Work through the entries below and show every line in which "小哥解盘" is found.

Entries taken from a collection
##########

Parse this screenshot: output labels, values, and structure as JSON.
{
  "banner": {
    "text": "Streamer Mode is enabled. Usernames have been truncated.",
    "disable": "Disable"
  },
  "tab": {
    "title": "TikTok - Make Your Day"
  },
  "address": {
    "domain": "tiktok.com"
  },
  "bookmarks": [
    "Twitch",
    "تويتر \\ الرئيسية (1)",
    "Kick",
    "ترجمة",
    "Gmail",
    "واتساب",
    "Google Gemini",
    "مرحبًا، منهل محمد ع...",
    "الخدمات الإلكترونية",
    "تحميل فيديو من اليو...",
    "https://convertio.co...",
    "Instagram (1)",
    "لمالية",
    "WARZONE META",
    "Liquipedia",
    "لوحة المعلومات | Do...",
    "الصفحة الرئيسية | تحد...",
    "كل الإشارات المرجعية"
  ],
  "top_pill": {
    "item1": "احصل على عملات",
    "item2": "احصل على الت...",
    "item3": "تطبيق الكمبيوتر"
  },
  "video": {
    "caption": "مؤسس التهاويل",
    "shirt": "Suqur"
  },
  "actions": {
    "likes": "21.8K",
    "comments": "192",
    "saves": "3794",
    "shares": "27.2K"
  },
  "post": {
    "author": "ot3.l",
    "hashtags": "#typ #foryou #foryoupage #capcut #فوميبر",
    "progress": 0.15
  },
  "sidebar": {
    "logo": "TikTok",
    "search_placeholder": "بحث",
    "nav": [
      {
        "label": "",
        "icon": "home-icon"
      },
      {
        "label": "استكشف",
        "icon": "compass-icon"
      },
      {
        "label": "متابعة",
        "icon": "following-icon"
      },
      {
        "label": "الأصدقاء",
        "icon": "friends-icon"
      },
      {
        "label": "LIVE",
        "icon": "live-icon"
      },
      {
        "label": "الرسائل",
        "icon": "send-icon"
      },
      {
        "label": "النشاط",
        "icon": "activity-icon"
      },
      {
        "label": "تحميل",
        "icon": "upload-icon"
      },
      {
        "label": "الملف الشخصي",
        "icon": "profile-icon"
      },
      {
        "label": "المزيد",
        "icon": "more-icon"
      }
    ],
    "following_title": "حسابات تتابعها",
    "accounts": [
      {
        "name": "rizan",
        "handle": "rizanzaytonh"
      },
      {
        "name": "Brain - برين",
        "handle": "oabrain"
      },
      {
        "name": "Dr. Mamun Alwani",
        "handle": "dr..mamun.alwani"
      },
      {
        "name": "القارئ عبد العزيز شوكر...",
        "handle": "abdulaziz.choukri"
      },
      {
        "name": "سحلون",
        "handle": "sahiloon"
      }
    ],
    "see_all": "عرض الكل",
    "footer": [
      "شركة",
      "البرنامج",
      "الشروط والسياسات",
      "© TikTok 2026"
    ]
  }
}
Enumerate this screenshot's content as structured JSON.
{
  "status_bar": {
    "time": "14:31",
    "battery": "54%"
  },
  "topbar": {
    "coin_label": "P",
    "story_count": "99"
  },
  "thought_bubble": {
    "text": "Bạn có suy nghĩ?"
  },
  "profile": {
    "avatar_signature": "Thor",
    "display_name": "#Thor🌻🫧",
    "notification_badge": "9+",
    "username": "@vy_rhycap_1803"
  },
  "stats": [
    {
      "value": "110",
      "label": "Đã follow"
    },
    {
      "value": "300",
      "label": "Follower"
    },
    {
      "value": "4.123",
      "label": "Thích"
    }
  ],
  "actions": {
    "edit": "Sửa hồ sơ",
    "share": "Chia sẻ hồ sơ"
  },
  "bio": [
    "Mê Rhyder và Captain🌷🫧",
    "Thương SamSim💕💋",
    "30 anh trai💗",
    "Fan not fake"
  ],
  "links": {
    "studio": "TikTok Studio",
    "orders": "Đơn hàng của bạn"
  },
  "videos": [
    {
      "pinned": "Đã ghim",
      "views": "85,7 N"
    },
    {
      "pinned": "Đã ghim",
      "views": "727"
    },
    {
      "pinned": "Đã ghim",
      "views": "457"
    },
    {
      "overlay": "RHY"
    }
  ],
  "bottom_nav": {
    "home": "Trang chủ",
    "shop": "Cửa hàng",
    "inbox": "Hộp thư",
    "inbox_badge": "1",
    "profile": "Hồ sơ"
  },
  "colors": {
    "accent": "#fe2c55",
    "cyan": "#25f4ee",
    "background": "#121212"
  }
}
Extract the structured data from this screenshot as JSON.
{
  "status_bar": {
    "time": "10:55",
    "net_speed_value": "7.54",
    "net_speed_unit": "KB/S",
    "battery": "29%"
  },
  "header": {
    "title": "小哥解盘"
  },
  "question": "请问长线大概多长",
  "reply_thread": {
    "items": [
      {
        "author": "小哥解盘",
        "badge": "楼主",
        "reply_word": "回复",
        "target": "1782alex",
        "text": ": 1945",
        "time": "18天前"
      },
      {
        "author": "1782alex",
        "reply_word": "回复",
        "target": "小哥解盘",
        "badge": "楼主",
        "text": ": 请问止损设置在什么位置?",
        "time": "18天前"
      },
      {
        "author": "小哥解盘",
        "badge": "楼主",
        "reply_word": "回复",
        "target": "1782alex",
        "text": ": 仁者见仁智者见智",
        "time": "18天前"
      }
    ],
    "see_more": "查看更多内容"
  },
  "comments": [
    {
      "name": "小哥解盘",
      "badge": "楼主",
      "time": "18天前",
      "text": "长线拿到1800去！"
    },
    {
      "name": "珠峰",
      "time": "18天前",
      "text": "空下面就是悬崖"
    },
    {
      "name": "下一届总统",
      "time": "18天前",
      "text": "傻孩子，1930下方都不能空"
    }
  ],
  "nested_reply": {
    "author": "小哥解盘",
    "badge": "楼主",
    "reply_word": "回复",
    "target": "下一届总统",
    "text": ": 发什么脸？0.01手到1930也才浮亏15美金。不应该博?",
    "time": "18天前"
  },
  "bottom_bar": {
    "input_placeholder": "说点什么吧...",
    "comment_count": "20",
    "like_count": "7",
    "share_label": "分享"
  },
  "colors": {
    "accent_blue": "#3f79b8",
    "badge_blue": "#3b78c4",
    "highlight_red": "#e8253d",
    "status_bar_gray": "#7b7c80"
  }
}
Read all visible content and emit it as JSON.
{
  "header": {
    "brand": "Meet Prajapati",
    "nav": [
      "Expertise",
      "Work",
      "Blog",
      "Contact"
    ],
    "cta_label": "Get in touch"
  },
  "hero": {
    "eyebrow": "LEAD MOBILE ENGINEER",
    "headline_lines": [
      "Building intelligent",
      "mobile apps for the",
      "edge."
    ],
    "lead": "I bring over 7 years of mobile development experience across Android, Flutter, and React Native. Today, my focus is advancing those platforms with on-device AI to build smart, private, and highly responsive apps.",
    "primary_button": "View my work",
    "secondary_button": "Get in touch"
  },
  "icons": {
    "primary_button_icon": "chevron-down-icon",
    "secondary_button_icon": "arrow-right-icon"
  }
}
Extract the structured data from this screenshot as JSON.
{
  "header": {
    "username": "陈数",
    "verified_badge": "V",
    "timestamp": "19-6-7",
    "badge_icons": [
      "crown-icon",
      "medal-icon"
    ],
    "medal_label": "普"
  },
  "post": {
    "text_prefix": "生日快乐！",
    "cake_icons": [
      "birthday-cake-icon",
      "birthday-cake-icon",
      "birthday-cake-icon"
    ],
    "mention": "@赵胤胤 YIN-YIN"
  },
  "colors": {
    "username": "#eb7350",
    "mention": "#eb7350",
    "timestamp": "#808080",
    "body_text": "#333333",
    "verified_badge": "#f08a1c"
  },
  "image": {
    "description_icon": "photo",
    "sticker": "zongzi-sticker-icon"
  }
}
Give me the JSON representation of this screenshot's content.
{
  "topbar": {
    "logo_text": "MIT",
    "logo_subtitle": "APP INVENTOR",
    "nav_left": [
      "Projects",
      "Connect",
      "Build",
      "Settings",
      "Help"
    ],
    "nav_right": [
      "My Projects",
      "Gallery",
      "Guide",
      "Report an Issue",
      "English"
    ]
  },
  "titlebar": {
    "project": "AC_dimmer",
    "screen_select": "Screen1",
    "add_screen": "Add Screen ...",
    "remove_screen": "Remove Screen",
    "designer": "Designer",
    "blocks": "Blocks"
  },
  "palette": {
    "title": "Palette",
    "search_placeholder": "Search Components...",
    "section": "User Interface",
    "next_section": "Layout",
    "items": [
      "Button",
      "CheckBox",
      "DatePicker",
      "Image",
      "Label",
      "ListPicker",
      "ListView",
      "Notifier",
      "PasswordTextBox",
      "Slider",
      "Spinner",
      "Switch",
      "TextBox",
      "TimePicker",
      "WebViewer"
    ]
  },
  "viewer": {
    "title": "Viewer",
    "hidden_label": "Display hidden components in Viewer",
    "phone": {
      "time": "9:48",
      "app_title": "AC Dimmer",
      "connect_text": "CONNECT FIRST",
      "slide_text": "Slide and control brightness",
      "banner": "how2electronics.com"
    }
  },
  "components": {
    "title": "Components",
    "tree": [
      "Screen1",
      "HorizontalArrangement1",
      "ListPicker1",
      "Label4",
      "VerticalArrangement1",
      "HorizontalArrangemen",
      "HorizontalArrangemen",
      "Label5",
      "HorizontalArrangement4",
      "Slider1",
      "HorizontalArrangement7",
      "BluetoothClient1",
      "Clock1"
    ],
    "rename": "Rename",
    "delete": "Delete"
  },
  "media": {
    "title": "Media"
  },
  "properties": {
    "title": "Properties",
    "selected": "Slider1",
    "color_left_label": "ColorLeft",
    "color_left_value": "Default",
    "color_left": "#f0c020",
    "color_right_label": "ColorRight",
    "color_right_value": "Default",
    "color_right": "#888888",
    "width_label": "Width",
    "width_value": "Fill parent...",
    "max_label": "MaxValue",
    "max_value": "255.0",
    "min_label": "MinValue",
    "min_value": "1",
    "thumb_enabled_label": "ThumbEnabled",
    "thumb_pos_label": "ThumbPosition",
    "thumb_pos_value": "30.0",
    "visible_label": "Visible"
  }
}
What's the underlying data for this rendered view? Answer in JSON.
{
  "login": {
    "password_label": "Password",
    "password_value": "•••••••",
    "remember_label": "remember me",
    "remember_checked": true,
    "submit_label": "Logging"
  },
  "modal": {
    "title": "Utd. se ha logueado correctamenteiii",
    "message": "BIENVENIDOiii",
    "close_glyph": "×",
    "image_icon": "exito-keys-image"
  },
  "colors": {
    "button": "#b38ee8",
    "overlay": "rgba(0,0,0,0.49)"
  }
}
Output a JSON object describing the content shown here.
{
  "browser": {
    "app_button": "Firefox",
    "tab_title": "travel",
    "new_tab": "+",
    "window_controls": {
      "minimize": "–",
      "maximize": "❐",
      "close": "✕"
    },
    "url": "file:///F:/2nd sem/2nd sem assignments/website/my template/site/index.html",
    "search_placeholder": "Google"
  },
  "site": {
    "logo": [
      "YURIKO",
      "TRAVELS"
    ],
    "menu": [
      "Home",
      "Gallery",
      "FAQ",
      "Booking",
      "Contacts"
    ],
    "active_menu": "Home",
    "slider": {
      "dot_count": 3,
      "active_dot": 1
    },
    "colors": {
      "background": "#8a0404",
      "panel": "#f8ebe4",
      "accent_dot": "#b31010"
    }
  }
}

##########

*Response box*.
    "title": "小哥解盘"
        "author": "小哥解盘",
        "target": "小哥解盘",
        "author": "小哥解盘",
      "name": "小哥解盘",
    "author": "小哥解盘",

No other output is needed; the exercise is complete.